## PROBLEM REQUIREMENTS
Each entry needs to be restated exactly as written.

[Opening RECORDS FOR THE EXERCISE section]

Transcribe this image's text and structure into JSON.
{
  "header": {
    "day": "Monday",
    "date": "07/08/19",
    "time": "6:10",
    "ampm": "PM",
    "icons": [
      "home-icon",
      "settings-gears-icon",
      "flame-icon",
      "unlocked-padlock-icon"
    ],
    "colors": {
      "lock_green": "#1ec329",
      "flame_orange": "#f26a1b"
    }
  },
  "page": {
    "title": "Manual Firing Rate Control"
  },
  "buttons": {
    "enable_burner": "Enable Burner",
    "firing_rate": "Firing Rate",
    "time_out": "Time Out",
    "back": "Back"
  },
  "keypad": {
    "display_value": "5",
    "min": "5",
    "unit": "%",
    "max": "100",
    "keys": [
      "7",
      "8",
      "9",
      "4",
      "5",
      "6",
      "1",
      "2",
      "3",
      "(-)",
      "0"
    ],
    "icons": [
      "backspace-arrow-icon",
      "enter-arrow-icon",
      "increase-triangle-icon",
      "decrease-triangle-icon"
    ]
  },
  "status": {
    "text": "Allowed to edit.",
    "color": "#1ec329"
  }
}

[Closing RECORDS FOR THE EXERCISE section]

## PROBLEM SOLUTION
Transcribe this image's text and structure into JSON.
{
  "header": {
    "day": "Monday",
    "date": "07/08/19",
    "time": "6:10",
    "ampm": "PM",
    "icons": [
      "home-icon",
      "settings-gears-icon",
      "flame-icon",
      "unlocked-padlock-icon"
    ],
    "colors": {
      "lock_green": "#1ec329",
      "flame_orange": "#f26a1b"
    }
  },
  "page": {
    "title": "Manual Firing Rate Control"
  },
  "buttons": {
    "enable_burner": "Enable Burner",
    "firing_rate": "Firing Rate",
    "time_out": "Time Out",
    "back": "Back"
  },
  "keypad": {
    "display_value": "5",
    "min": "5",
    "unit": "%",
    "max": "100",
    "keys": [
      "7",
      "8",
      "9",
      "4",
      "5",
      "6",
      "1",
      "2",
      "3",
      "(-)",
      "0"
    ],
    "icons": [
      "backspace-arrow-icon",
      "enter-arrow-icon",
      "increase-triangle-icon",
      "decrease-triangle-icon"
    ]
  },
  "status": {
    "text": "Allowed to edit.",
    "color": "#1ec329"
  }
}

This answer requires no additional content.